(Data records for software interfaces)
□ □ □ □
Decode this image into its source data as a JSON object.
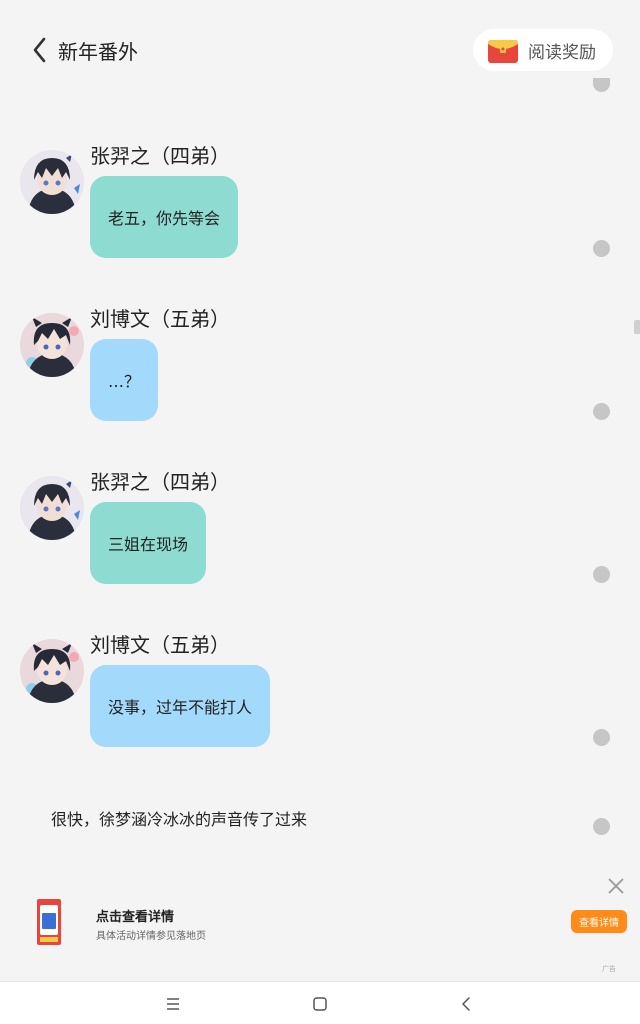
{
  "header": {
    "title": "新年番外",
    "back_icon": "chevron-left-icon",
    "reward_label": "阅读奖励",
    "reward_icon": "red-envelope-icon"
  },
  "messages": [
    {
      "name": "张羿之（四弟）",
      "text": "老五，你先等会",
      "bubble_color": "#8ddbd1"
    },
    {
      "name": "刘博文（五弟）",
      "text": "…？",
      "bubble_color": "#a3dafb"
    },
    {
      "name": "张羿之（四弟）",
      "text": "三姐在现场",
      "bubble_color": "#8ddbd1"
    },
    {
      "name": "刘博文（五弟）",
      "text": "没事，过年不能打人",
      "bubble_color": "#a3dafb"
    }
  ],
  "narration": "很快，徐梦涵冷冰冰的声音传了过来",
  "ad": {
    "title": "点击查看详情",
    "subtitle": "具体活动详情参见落地页",
    "button": "查看详情",
    "tag": "广告"
  },
  "navbar": {
    "icons": [
      "menu-icon",
      "home-square-icon",
      "back-chevron-icon"
    ]
  },
  "colors": {
    "background": "#f4f4f4",
    "teal_bubble": "#8ddbd1",
    "blue_bubble": "#a3dafb",
    "ad_button": "#ff8c1a"
  }
}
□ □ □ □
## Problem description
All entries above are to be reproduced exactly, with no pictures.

## Output for this task
Decode this image into its source data as a JSON object.
{
  "header": {
    "title": "新年番外",
    "back_icon": "chevron-left-icon",
    "reward_label": "阅读奖励",
    "reward_icon": "red-envelope-icon"
  },
  "messages": [
    {
      "name": "张羿之（四弟）",
      "text": "老五，你先等会",
      "bubble_color": "#8ddbd1"
    },
    {
      "name": "刘博文（五弟）",
      "text": "…？",
      "bubble_color": "#a3dafb"
    },
    {
      "name": "张羿之（四弟）",
      "text": "三姐在现场",
      "bubble_color": "#8ddbd1"
    },
    {
      "name": "刘博文（五弟）",
      "text": "没事，过年不能打人",
      "bubble_color": "#a3dafb"
    }
  ],
  "narration": "很快，徐梦涵冷冰冰的声音传了过来",
  "ad": {
    "title": "点击查看详情",
    "subtitle": "具体活动详情参见落地页",
    "button": "查看详情",
    "tag": "广告"
  },
  "navbar": {
    "icons": [
      "menu-icon",
      "home-square-icon",
      "back-chevron-icon"
    ]
  },
  "colors": {
    "background": "#f4f4f4",
    "teal_bubble": "#8ddbd1",
    "blue_bubble": "#a3dafb",
    "ad_button": "#ff8c1a"
  }
}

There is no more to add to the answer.